Lustful princes, or the proximate cause of the rise of the Republic
Classical story, 20th century opera, contemporary theme
The Rape of Lucretia
Music by Benjamin Britten
Libretto by Ronald Duncan
Boston Lyric Opera
There is much that entrances the viewer in Boston Lyric Opera’s production of The Rape of Lucretia, despite its heavy thematic content. The story recounts how Tarquinius, Prince of Rome, hearing of Lucretia’s legendary loyalty to her husband Collatinus, decides to defile her chastity, triggering the events that lead to the demise of the monarchy. A palpable tension seeped throughout the production: from discordant drinking rows between the soldiers to the sense of foreboding for the climax that the title proclaims, accompanied by a fruitless yearning for a different, less gruesome ending.
Although the opera was sung in English, I often found myself glancing at the surtitles to catch all of the beautiful libretto, which, unlike in most operas, read like poetry. The dialogue was replete with evocative imagery, slant rhyme, colorful metaphors, and occasional cumbersome phrases, like “prodigious liberality of self-coined obsequious flattery.” Next to the surtitles, behind some gauzy curtains, was the orchestra, which I wish hadn’t been so hidden. The musicians skillfully alternated between lyrical passages conveying all the joy of spring flowers, staccato moments of tension, and elegiac stanzas of regret and sorrow. The conductor, who directed these expert mood manipulators, exhibited his own dexterity by playing the solo piano during recitative passages.
Britten’s music played a supporting role to the powerful delivery by the singers. Collatinus’s (Brandon Cedel) sonorous bass-baritone swelled through the cavernous performance space. His artistry was evident in his conspicuous but subdued pride for his wife’s virtuous character and in the way he wrapped his voice around her in comfort and support in the aftermath of her ordeal. Kelly O’Connor portrayed a resilient, fierce Lucretia, whose every movement and every glance spoke of her distrust and disdain for Tarquinius (Duncan Rock). She conveyed such a depth of despair, such a well of unwarranted shame, that the heart bled to watch her. Bianca (Margaret Lattimore) and Lucia (Sara Womble), Lucretia’s maids, were a duo whose singing was lucid as a mountain lake and shone especially in non-lexical vocables.
The staging made opportune use of the unusual performance space. The stage was encircled at close quarters by the audience members except where bleachers ascended to the orchestra platform. The singers would move up and down these steps, as well as around the balconies on the outer edges of the space, providing a welcome dynamism to an art that can sometimes be so distant or so static as to appear two-dimensional.
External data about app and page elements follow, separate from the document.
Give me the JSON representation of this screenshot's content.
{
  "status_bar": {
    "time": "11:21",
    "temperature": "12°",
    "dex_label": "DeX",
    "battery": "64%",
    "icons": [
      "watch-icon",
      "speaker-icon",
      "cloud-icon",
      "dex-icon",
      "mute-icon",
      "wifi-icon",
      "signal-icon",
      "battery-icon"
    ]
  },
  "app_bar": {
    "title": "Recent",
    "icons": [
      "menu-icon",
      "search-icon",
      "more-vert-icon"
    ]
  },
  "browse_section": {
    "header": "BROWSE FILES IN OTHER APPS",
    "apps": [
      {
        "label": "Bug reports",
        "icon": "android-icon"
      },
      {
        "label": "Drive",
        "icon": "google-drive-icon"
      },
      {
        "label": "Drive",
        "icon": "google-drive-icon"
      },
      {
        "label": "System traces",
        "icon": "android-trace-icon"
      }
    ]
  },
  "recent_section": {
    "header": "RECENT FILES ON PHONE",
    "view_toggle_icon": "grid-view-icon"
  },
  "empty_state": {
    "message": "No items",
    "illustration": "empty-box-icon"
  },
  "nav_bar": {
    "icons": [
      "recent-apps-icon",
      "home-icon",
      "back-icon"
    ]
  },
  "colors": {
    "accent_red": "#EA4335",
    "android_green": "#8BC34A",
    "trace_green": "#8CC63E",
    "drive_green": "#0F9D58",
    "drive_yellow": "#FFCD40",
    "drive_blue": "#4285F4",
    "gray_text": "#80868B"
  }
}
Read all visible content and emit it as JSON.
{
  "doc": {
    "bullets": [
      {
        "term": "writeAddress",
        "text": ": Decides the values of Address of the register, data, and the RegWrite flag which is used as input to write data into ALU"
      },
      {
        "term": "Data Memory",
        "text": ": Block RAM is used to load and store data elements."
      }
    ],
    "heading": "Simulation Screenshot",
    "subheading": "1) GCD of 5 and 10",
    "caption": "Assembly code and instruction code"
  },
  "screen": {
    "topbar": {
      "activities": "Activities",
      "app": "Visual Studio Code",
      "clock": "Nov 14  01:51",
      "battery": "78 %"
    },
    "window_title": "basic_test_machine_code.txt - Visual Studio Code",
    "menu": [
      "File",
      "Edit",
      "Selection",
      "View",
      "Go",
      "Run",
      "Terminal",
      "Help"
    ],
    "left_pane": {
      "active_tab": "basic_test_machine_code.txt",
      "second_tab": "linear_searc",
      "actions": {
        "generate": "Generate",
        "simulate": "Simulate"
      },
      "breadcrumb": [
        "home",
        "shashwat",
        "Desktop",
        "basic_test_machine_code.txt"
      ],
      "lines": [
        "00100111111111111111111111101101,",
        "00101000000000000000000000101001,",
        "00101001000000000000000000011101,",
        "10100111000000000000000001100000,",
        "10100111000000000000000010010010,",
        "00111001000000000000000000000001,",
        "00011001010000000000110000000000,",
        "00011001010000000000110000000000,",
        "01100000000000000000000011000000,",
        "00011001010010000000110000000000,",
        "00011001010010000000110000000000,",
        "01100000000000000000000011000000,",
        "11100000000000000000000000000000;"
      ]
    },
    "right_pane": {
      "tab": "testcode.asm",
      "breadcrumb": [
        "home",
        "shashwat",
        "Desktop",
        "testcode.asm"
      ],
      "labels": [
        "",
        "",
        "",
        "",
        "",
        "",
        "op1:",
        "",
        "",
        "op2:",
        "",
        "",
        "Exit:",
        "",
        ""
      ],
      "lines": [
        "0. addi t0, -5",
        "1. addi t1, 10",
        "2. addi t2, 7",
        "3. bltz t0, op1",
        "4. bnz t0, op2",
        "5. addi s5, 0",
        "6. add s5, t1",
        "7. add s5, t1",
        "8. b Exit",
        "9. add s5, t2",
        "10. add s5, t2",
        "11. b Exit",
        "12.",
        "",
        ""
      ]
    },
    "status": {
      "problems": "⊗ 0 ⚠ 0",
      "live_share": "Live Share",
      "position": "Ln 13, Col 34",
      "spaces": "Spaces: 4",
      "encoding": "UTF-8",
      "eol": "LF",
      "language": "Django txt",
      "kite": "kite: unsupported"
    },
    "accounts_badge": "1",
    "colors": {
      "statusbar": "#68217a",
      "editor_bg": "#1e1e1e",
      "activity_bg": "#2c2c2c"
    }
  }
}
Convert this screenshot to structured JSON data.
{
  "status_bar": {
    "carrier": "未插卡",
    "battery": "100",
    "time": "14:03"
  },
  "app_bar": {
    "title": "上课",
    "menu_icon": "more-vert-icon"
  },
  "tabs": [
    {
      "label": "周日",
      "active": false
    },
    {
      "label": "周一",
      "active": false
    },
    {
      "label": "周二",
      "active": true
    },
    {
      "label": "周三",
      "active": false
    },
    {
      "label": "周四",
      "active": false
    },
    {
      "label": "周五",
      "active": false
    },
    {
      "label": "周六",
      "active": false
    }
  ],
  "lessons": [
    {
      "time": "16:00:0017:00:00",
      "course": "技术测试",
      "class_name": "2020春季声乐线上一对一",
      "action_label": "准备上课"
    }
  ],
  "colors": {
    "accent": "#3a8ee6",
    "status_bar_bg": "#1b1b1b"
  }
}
The costume design was tasteful, except for Lucretia’s dress, which was absolutely gorgeous: a mosaic pattern from a yellow-orange palette with a cut that blended Classical and modern style.
Following Ancient Greek theatrical tradition, the Male and Female Chorus (Jesse Darden, Antonia Tamer) comment on the ongoing tragedy, as if from the future. As a result, the plot is bookended with Christian moralizing, and the admirable character of Lucretia and her suffering are belittled by an uninvited comparison to Jesus Christ. While I think the opera would have been improved by the omission of these passages, I found a small consolation in the pleasures provided by the Male Chorus’ impressive vocal control.
I imagine that the same economic realities that led Britten to develop the concept of “chamber opera” for The Rape of Lucretia, which features a smaller cast and an orchestra of thirteen players, influenced the BLO’s decision to stage this opera. Fortunately, it was a decision in the audience’s favor.